Torch.argmax() cause loss.backward() don't work

I am now training a network with Pytorch. In the training, I use 64 bins to predict the dimensions.
I find I can’t make it. My loss.backward() can’t work!

            output_coor_x_ = output_coor_x_.squeeze()
            output_coor_y_ = output_coor_y_.squeeze()
            output_coor_z_ = output_coor_z_.squeeze()

           ####
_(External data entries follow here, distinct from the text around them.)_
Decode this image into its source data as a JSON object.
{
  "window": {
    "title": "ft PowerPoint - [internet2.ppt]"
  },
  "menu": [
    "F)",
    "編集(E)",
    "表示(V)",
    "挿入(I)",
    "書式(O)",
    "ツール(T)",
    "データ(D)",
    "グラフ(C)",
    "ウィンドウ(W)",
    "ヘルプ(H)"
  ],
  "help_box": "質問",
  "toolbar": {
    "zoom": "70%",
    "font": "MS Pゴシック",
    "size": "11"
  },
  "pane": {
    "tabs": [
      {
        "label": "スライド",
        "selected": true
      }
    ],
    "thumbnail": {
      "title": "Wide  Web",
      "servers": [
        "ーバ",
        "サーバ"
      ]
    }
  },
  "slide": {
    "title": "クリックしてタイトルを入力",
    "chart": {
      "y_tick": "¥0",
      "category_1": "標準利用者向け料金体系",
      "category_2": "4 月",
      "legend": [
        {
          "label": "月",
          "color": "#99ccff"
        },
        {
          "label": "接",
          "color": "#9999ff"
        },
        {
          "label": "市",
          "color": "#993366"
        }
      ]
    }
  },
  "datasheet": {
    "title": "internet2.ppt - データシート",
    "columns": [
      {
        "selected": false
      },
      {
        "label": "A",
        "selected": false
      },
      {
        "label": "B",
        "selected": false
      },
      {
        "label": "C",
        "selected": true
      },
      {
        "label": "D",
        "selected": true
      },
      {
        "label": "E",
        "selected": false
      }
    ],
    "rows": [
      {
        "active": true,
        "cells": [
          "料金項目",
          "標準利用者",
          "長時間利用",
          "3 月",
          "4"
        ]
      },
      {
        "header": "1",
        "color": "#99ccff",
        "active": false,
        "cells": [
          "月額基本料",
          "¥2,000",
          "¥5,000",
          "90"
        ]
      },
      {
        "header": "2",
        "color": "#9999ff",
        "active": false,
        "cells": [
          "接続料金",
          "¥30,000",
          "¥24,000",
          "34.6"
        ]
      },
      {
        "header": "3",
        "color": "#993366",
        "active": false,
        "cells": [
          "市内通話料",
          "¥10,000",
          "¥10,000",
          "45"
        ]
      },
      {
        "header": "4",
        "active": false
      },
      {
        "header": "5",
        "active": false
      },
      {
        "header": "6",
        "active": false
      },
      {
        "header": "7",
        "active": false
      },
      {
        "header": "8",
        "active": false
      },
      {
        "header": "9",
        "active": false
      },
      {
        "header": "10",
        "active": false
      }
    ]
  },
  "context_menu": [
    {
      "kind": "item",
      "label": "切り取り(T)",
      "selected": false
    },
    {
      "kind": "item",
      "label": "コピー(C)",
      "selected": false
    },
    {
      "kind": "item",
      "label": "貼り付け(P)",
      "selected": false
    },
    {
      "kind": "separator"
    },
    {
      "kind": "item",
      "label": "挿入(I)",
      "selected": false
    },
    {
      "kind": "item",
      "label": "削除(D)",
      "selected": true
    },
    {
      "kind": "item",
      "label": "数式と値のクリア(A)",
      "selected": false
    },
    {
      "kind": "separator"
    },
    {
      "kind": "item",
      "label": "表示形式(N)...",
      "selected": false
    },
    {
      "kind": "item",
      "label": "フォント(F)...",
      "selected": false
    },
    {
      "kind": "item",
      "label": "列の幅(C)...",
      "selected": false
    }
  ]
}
            output_coor_ = torch.stack([torch.argmax(output_coor_x_, axis=0),
                                     torch.argmax(output_coor_y_, axis=0),
                                     torch.argmax(output_coor_z_, axis=0)], axis=2)
            output_coor_[output_coor_ == cfg.network.coor_bin] = 0
            output_coor_ = 2.0 * output_coor_.float() / (63.0) - 1.0      # [-1,1]
            output_coor_[:, :, 0] = output_coor_[:, :, 0] * abs(model_min_x)

I try to use variable with before ‘####’, loss.backward() work; but when I use variable after ‘####’, loss.backward() not work and output as follow:

RuntimeError: element 0 of tensors does not require grad and does not have a grad_fn

I am sure that parameters’s requires_grad=True in the model.

Maybe I shouldn’t use torch.argmax() ?

1 Like

Hi Kiruto!

In short, yes, don’t use argmax() in your loss function.

loss.backward() computes the gradient (derivative) of loss
with respect to your model parameters. (The optimizer then uses
a gradient-descent algorithm to adjust those parameters to make
the loss smaller.)

For this to work, your loss function has to be differentiable.
argmax() isn’t differentiable, so you can’t use it as part of
your loss.

I don’t follow what you are doing in your code, so I don’t know
specifically how you might fix it. But as a general comment,
you might investigate whether a differentiable approximation
to argmax() would still make sense in your loss function.

softmax() (which should more accurately be called softargmax())
can be understood to be a differentiable approximation to argmax()
(much in the same way that sigmoid() is a differentiable
approximation to a step function).

If you can reformulate your loss function to use softmax(), you
can make it differentiable and loss.backward() should work.

Good luck.

K. Frank

1 Like